Is examining the intersection of budget lines and indifference curves a valid means of assessing consumer behavior? Why or why not? How does your analysis of this topic apply to making business decisions?
Indifference curve shows the combinations of goods that give the same level of utility or satisfaction so that the consumer becomes indifferent about the bundle of goods to choose (Kos & Vida, 2011). A budget line shows the budget constraint which measures the limits of income that maximize consumer’s buying behaviour. The intersection of the budget line and the indifference curve gives the equilibrium of the consumer where he achieves the highest indifference curve considering his available income (Földes et al, 2011). This intersection is therefore a valid means of assessing the consumer behaviour because it shows the most feasible point for the consumer where he can achieve the highest level of utility with the available amount of income. Beyond the point intersection, the consumer does not afford the product because he or she has less income than the worth of the combination of goods (Kos & Vida, 2011). Below the point of tangency, the consumer does not achieve maximum utility. This point of tangency between the budget line and the indifference curve therefore gives the consumer the right decision to make when purchasing goods; hence determining his best behaviour.
Analysis of this topic applies to making business decisions because it enables business decision makers to good decisions that involve using the least amount of money to achieve the highest utility (Hands, 2011). In this case, the largest amount of goods is bought using the least amount of income. It enhances economic efficiency when making business decisions which involve acquisition or purchase of products. In other words, it enhances efficient utilization of resources to achieve the highest benefit or returns.

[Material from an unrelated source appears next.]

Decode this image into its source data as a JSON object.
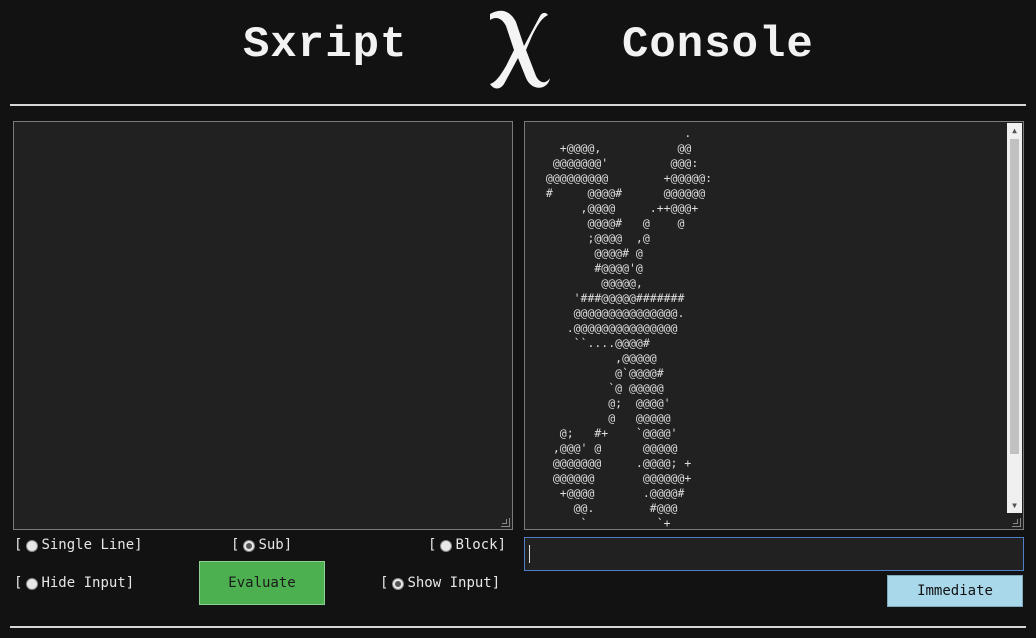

Földes, M.E., Canoy, M., & Langejan, T. (2011). Consumer choice: New developments in the health care sector in Europe. European Journal of Law of the Consumer, 4, 703-802.
Hands, D.W. (2011). Back to the Ordinalist Revolution: Behavioral Economic Concerns in Early Modern Consumer Choice Theory. Metroeconomica, 62(2), 386-410.